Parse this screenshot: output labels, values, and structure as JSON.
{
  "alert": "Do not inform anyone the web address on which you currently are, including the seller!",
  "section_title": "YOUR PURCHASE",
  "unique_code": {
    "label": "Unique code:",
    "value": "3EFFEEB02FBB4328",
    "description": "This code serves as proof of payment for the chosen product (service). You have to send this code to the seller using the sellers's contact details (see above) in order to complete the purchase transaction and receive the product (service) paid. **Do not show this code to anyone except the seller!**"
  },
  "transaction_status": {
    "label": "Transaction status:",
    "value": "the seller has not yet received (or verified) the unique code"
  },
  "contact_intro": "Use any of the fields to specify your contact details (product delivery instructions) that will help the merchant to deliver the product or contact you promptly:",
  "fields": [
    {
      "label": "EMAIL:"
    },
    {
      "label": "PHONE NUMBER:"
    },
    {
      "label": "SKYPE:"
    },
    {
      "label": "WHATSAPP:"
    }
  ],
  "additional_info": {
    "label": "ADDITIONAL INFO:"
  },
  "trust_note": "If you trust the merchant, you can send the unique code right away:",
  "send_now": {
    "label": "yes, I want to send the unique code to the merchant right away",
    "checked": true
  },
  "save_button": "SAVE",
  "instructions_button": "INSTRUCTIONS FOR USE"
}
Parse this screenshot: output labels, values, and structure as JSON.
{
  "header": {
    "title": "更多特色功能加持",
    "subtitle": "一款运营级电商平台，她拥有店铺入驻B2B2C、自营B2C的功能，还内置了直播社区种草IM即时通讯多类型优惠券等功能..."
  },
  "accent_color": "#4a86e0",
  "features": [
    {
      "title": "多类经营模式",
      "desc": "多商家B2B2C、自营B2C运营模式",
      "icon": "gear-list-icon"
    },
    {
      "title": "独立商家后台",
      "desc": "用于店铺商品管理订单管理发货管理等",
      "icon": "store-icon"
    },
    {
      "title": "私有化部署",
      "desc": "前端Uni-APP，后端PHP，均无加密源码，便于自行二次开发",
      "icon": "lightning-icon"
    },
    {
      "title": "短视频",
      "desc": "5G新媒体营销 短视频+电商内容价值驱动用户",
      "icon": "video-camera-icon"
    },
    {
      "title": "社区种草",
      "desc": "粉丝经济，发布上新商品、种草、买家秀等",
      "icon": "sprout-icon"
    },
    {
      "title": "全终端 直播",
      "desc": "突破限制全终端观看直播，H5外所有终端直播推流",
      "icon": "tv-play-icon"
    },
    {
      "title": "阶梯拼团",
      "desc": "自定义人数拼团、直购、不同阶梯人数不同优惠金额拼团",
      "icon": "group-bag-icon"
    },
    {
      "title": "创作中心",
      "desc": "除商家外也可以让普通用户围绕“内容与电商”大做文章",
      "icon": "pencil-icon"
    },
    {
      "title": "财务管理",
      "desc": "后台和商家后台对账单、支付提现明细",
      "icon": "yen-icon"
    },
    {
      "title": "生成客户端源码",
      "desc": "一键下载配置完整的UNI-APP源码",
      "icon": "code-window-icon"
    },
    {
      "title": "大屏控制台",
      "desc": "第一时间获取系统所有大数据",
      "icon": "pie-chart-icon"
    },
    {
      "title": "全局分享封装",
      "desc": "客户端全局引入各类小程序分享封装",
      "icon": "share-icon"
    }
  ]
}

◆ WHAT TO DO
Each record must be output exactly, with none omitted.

◆ REPLY
Parse this screenshot: output labels, values, and structure as JSON.
{
  "alert": "Do not inform anyone the web address on which you currently are, including the seller!",
  "section_title": "YOUR PURCHASE",
  "unique_code": {
    "label": "Unique code:",
    "value": "3EFFEEB02FBB4328",
    "description": "This code serves as proof of payment for the chosen product (service). You have to send this code to the seller using the sellers's contact details (see above) in order to complete the purchase transaction and receive the product (service) paid. **Do not show this code to anyone except the seller!**"
  },
  "transaction_status": {
    "label": "Transaction status:",
    "value": "the seller has not yet received (or verified) the unique code"
  },
  "contact_intro": "Use any of the fields to specify your contact details (product delivery instructions) that will help the merchant to deliver the product or contact you promptly:",
  "fields": [
    {
      "label": "EMAIL:"
    },
    {
      "label": "PHONE NUMBER:"
    },
    {
      "label": "SKYPE:"
    },
    {
      "label": "WHATSAPP:"
    }
  ],
  "additional_info": {
    "label": "ADDITIONAL INFO:"
  },
  "trust_note": "If you trust the merchant, you can send the unique code right away:",
  "send_now": {
    "label": "yes, I want to send the unique code to the merchant right away",
    "checked": true
  },
  "save_button": "SAVE",
  "instructions_button": "INSTRUCTIONS FOR USE"
}
Parse this screenshot: output labels, values, and structure as JSON.
{
  "header": {
    "title": "更多特色功能加持",
    "subtitle": "一款运营级电商平台，她拥有店铺入驻B2B2C、自营B2C的功能，还内置了直播社区种草IM即时通讯多类型优惠券等功能..."
  },
  "accent_color": "#4a86e0",
  "features": [
    {
      "title": "多类经营模式",
      "desc": "多商家B2B2C、自营B2C运营模式",
      "icon": "gear-list-icon"
    },
    {
      "title": "独立商家后台",
      "desc": "用于店铺商品管理订单管理发货管理等",
      "icon": "store-icon"
    },
    {
      "title": "私有化部署",
      "desc": "前端Uni-APP，后端PHP，均无加密源码，便于自行二次开发",
      "icon": "lightning-icon"
    },
    {
      "title": "短视频",
      "desc": "5G新媒体营销 短视频+电商内容价值驱动用户",
      "icon": "video-camera-icon"
    },
    {
      "title": "社区种草",
      "desc": "粉丝经济，发布上新商品、种草、买家秀等",
      "icon": "sprout-icon"
    },
    {
      "title": "全终端 直播",
      "desc": "突破限制全终端观看直播，H5外所有终端直播推流",
      "icon": "tv-play-icon"
    },
    {
      "title": "阶梯拼团",
      "desc": "自定义人数拼团、直购、不同阶梯人数不同优惠金额拼团",
      "icon": "group-bag-icon"
    },
    {
      "title": "创作中心",
      "desc": "除商家外也可以让普通用户围绕“内容与电商”大做文章",
      "icon": "pencil-icon"
    },
    {
      "title": "财务管理",
      "desc": "后台和商家后台对账单、支付提现明细",
      "icon": "yen-icon"
    },
    {
      "title": "生成客户端源码",
      "desc": "一键下载配置完整的UNI-APP源码",
      "icon": "code-window-icon"
    },
    {
      "title": "大屏控制台",
      "desc": "第一时间获取系统所有大数据",
      "icon": "pie-chart-icon"
    },
    {
      "title": "全局分享封装",
      "desc": "客户端全局引入各类小程序分享封装",
      "icon": "share-icon"
    }
  ]
}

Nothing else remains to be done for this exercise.